(Extracted data entries)

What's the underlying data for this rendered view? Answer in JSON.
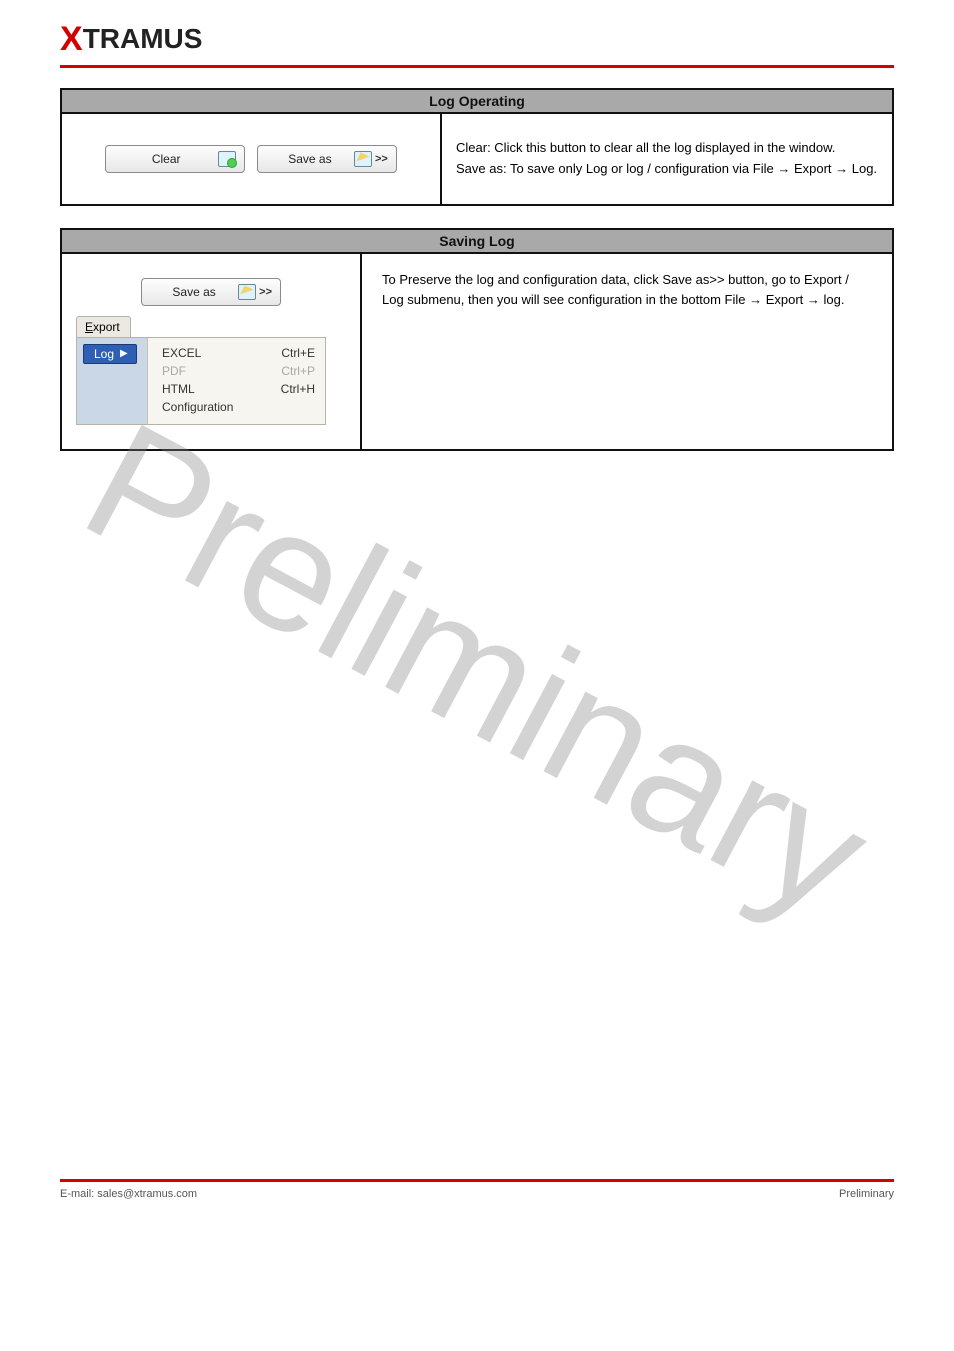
{
  "brand": {
    "x": "X",
    "rest": "TRAMUS"
  },
  "watermark": "Preliminary",
  "footer": {
    "left": "E-mail: sales@xtramus.com",
    "right": "Preliminary"
  },
  "table1": {
    "title": "Log Operating",
    "buttons": {
      "clear": "Clear",
      "saveas": "Save as",
      "chev": ">>"
    },
    "right_lines": [
      "Clear: Click this button to clear all the log displayed in the window.",
      "Save as: To save only Log or log / configuration via File → Export → Log."
    ]
  },
  "table2": {
    "title": "Saving Log",
    "button": {
      "saveas": "Save as",
      "chev": ">>"
    },
    "export_label_pre": "E",
    "export_label_post": "xport",
    "log_label": "Log",
    "items": [
      {
        "label": "EXCEL",
        "sc": "Ctrl+E",
        "disabled": false
      },
      {
        "label": "PDF",
        "sc": "Ctrl+P",
        "disabled": true
      },
      {
        "label": "HTML",
        "sc": "Ctrl+H",
        "disabled": false
      },
      {
        "label": "Configuration",
        "sc": "",
        "disabled": false
      }
    ],
    "right_lines": [
      "To Preserve the log and configuration data, click Save as>> button, go to Export / Log submenu, then you will see configuration in the bottom File → Export → log."
    ]
  }
}
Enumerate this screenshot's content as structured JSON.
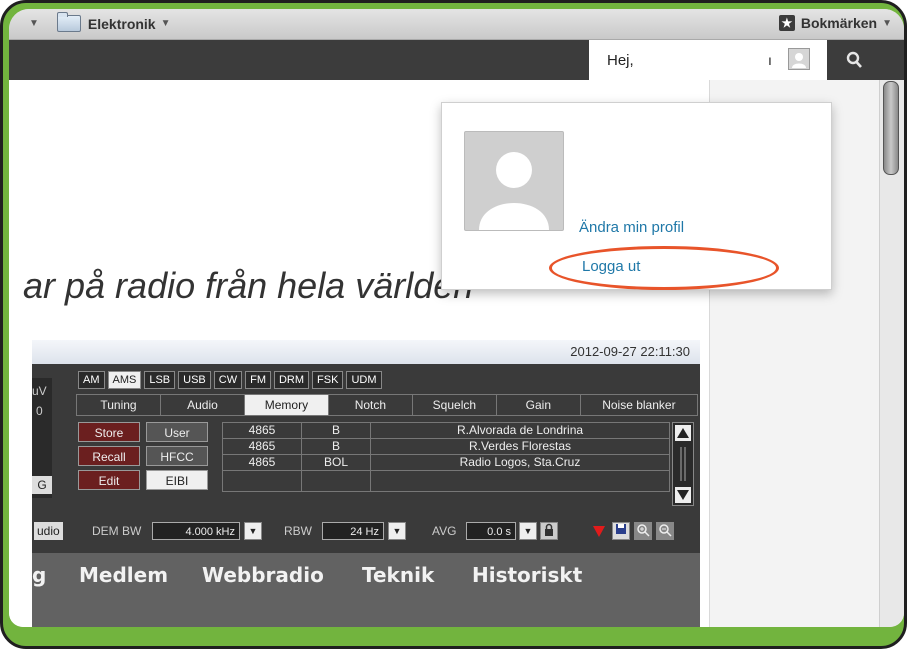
{
  "bookmarks_bar": {
    "folder_label": "Elektronik",
    "bookmarks_label": "Bokmärken"
  },
  "header": {
    "greeting": "Hej,",
    "username_fragment": "ı"
  },
  "user_menu": {
    "edit_profile": "Ändra min profil",
    "logout": "Logga ut"
  },
  "page": {
    "slogan": "ar på radio från hela världen"
  },
  "radio": {
    "datetime": "2012-09-27 22:11:30",
    "modes": [
      "AM",
      "AMS",
      "LSB",
      "USB",
      "CW",
      "FM",
      "DRM",
      "FSK",
      "UDM"
    ],
    "active_mode": "AMS",
    "tabs": [
      "Tuning",
      "Audio",
      "Memory",
      "Notch",
      "Squelch",
      "Gain",
      "Noise blanker"
    ],
    "active_tab": "Memory",
    "buttons": {
      "store": "Store",
      "user": "User",
      "recall": "Recall",
      "hfcc": "HFCC",
      "edit": "Edit",
      "eibi": "EIBI"
    },
    "left_fragments": [
      "uV",
      "0",
      "G"
    ],
    "memory_rows": [
      {
        "freq": "4865",
        "code": "B",
        "name": "R.Alvorada de Londrina"
      },
      {
        "freq": "4865",
        "code": "B",
        "name": "R.Verdes Florestas"
      },
      {
        "freq": "4865",
        "code": "BOL",
        "name": "Radio Logos, Sta.Cruz"
      }
    ],
    "controls": {
      "audio_fragment": "udio",
      "dem_bw_label": "DEM BW",
      "dem_bw_value": "4.000 kHz",
      "rbw_label": "RBW",
      "rbw_value": "24 Hz",
      "avg_label": "AVG",
      "avg_value": "0.0 s"
    }
  },
  "nav": {
    "items": [
      "g",
      "Medlem",
      "Webbradio",
      "Teknik",
      "Historiskt"
    ]
  },
  "colors": {
    "frame_green": "#72b43e",
    "highlight_ellipse": "#e8542a",
    "link_blue": "#1f78a8"
  }
}
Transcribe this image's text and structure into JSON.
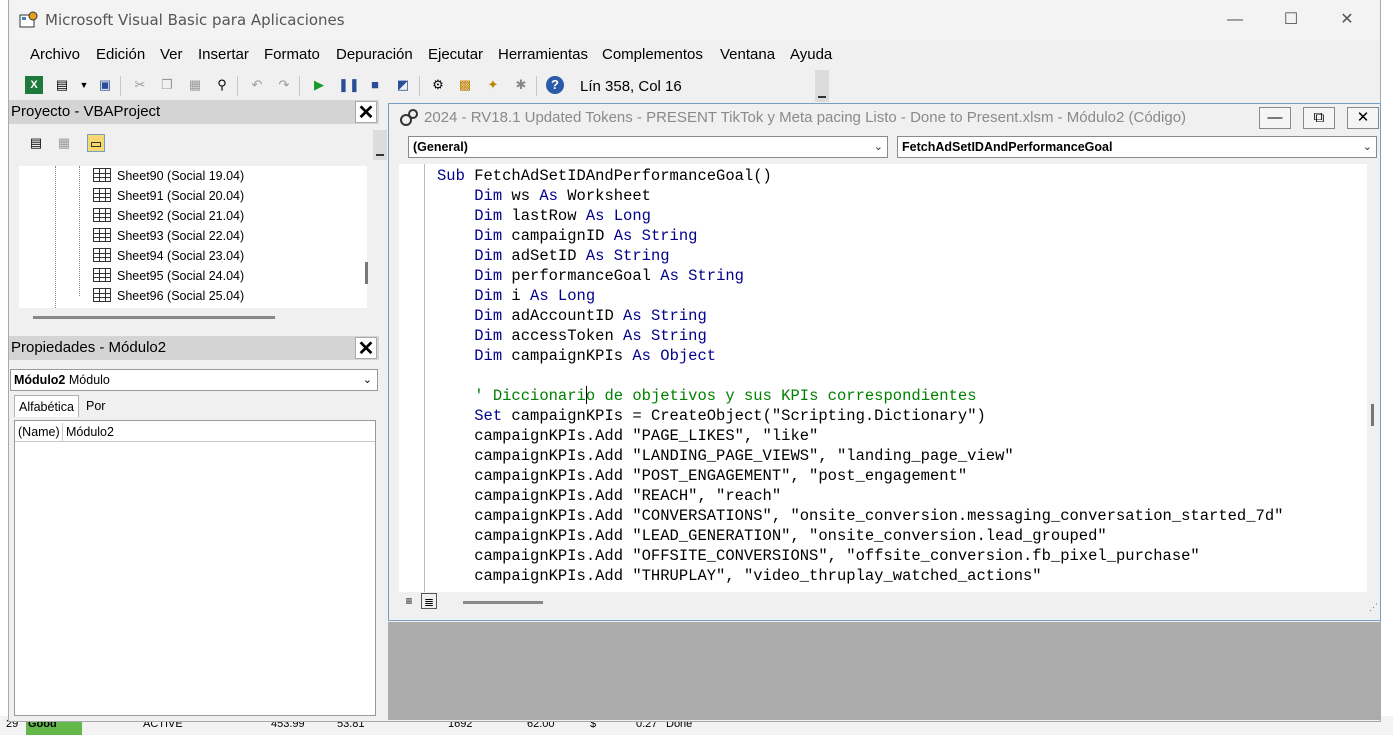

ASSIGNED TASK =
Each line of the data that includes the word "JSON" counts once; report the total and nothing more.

WRITTEN ANSWER =
3